Work order ▸
Copy the records below in full, keeping each word as it is but omitting the pictures.

[Dataset rows describing interfaces]
Content starts

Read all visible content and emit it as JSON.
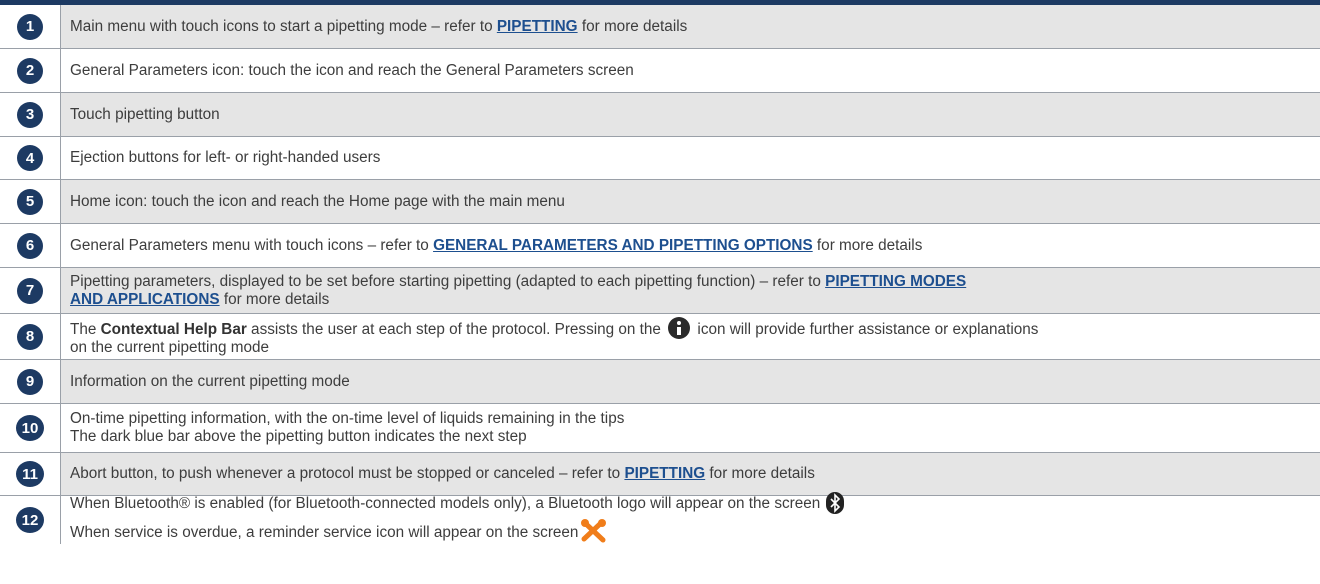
{
  "rows": [
    {
      "num": "1",
      "parts": [
        "Main menu with touch icons to start a pipetting mode – refer to ",
        "PIPETTING",
        " for more details"
      ]
    },
    {
      "num": "2",
      "text": "General Parameters icon: touch the icon and reach the General Parameters screen"
    },
    {
      "num": "3",
      "text": "Touch pipetting button"
    },
    {
      "num": "4",
      "text": "Ejection buttons for left- or right-handed users"
    },
    {
      "num": "5",
      "text": "Home icon: touch the icon and reach the Home page with the main menu"
    },
    {
      "num": "6",
      "parts": [
        "General Parameters menu with touch icons – refer to ",
        "GENERAL PARAMETERS AND PIPETTING OPTIONS",
        " for more details"
      ]
    },
    {
      "num": "7",
      "line1": "Pipetting parameters, displayed to be set before starting pipetting (adapted to each pipetting function) – refer to ",
      "link1": "PIPETTING MODES",
      "link2": "AND APPLICATIONS",
      "tail": " for more details"
    },
    {
      "num": "8",
      "pre": "The ",
      "bold": "Contextual Help Bar",
      "mid": " assists the user at each step of the protocol. Pressing on the ",
      "post": " icon will provide further assistance or explanations",
      "line2": "on the current pipetting mode"
    },
    {
      "num": "9",
      "text": "Information on the current pipetting mode"
    },
    {
      "num": "10",
      "line1": "On-time pipetting information, with the on-time level of liquids remaining in the tips",
      "line2": "The dark blue bar above the pipetting button indicates the next step"
    },
    {
      "num": "11",
      "parts": [
        "Abort button, to push whenever a protocol must be stopped or canceled – refer to ",
        "PIPETTING",
        " for more details"
      ]
    },
    {
      "num": "12",
      "line1": "When Bluetooth® is enabled (for Bluetooth-connected models only), a Bluetooth logo will appear on the screen",
      "line2": "When service is overdue, a reminder service icon will appear on the screen"
    }
  ],
  "icons": {
    "info": "info-icon",
    "bluetooth": "bluetooth-icon",
    "service": "service-tools-icon"
  },
  "colors": {
    "badge": "#1d3a63",
    "link": "#1d4f8f",
    "shade": "#e5e5e5",
    "service": "#f07d1a"
  }
}
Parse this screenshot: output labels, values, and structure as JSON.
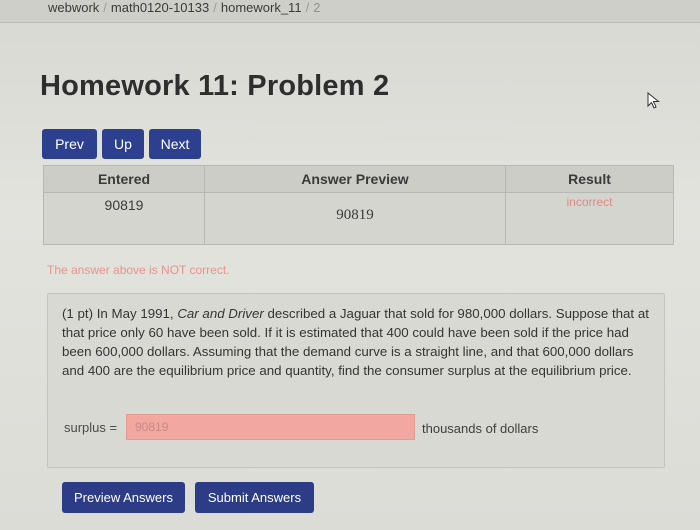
{
  "breadcrumb": [
    "webwork",
    "math0120-10133",
    "homework_11",
    "2"
  ],
  "page_title": "Homework 11: Problem 2",
  "nav": {
    "prev": "Prev",
    "up": "Up",
    "next": "Next"
  },
  "results_table": {
    "headers": [
      "Entered",
      "Answer Preview",
      "Result"
    ],
    "row": {
      "entered": "90819",
      "preview": "90819",
      "result": "incorrect"
    }
  },
  "status_message": "The answer above is NOT correct.",
  "problem": {
    "points": "(1 pt)",
    "text_before": " In May 1991, ",
    "publication": "Car and Driver",
    "text_after": " described a Jaguar that sold for 980,000 dollars. Suppose that at that price only 60 have been sold. If it is estimated that 400 could have been sold if the price had been 600,000 dollars. Assuming that the demand curve is a straight line, and that 600,000 dollars and 400 are the equilibrium price and quantity, find the consumer surplus at the equilibrium price.",
    "answer_label": "surplus =",
    "answer_value": "90819",
    "answer_units": "thousands of dollars"
  },
  "actions": {
    "preview": "Preview Answers",
    "submit": "Submit Answers"
  },
  "colors": {
    "button": "#2d3f8f",
    "incorrect": "#e8938c",
    "input_bg": "#f2a8a1"
  }
}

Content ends

Solution to this task ▸
Read all visible content and emit it as JSON.
{
  "rows": [
    {
      "num": "1",
      "parts": [
        "Main menu with touch icons to start a pipetting mode – refer to ",
        "PIPETTING",
        " for more details"
      ]
    },
    {
      "num": "2",
      "text": "General Parameters icon: touch the icon and reach the General Parameters screen"
    },
    {
      "num": "3",
      "text": "Touch pipetting button"
    },
    {
      "num": "4",
      "text": "Ejection buttons for left- or right-handed users"
    },
    {
      "num": "5",
      "text": "Home icon: touch the icon and reach the Home page with the main menu"
    },
    {
      "num": "6",
      "parts": [
        "General Parameters menu with touch icons – refer to ",
        "GENERAL PARAMETERS AND PIPETTING OPTIONS",
        " for more details"
      ]
    },
    {
      "num": "7",
      "line1": "Pipetting parameters, displayed to be set before starting pipetting (adapted to each pipetting function) – refer to ",
      "link1": "PIPETTING MODES",
      "link2": "AND APPLICATIONS",
      "tail": " for more details"
    },
    {
      "num": "8",
      "pre": "The ",
      "bold": "Contextual Help Bar",
      "mid": " assists the user at each step of the protocol. Pressing on the ",
      "post": " icon will provide further assistance or explanations",
      "line2": "on the current pipetting mode"
    },
    {
      "num": "9",
      "text": "Information on the current pipetting mode"
    },
    {
      "num": "10",
      "line1": "On-time pipetting information, with the on-time level of liquids remaining in the tips",
      "line2": "The dark blue bar above the pipetting button indicates the next step"
    },
    {
      "num": "11",
      "parts": [
        "Abort button, to push whenever a protocol must be stopped or canceled – refer to ",
        "PIPETTING",
        " for more details"
      ]
    },
    {
      "num": "12",
      "line1": "When Bluetooth® is enabled (for Bluetooth-connected models only), a Bluetooth logo will appear on the screen",
      "line2": "When service is overdue, a reminder service icon will appear on the screen"
    }
  ],
  "icons": {
    "info": "info-icon",
    "bluetooth": "bluetooth-icon",
    "service": "service-tools-icon"
  },
  "colors": {
    "badge": "#1d3a63",
    "link": "#1d4f8f",
    "shade": "#e5e5e5",
    "service": "#f07d1a"
  }
}
Parse this screenshot: output labels, values, and structure as JSON.
{
  "breadcrumb": [
    "webwork",
    "math0120-10133",
    "homework_11",
    "2"
  ],
  "page_title": "Homework 11: Problem 2",
  "nav": {
    "prev": "Prev",
    "up": "Up",
    "next": "Next"
  },
  "results_table": {
    "headers": [
      "Entered",
      "Answer Preview",
      "Result"
    ],
    "row": {
      "entered": "90819",
      "preview": "90819",
      "result": "incorrect"
    }
  },
  "status_message": "The answer above is NOT correct.",
  "problem": {
    "points": "(1 pt)",
    "text_before": " In May 1991, ",
    "publication": "Car and Driver",
    "text_after": " described a Jaguar that sold for 980,000 dollars. Suppose that at that price only 60 have been sold. If it is estimated that 400 could have been sold if the price had been 600,000 dollars. Assuming that the demand curve is a straight line, and that 600,000 dollars and 400 are the equilibrium price and quantity, find the consumer surplus at the equilibrium price.",
    "answer_label": "surplus =",
    "answer_value": "90819",
    "answer_units": "thousands of dollars"
  },
  "actions": {
    "preview": "Preview Answers",
    "submit": "Submit Answers"
  },
  "colors": {
    "button": "#2d3f8f",
    "incorrect": "#e8938c",
    "input_bg": "#f2a8a1"
  }
}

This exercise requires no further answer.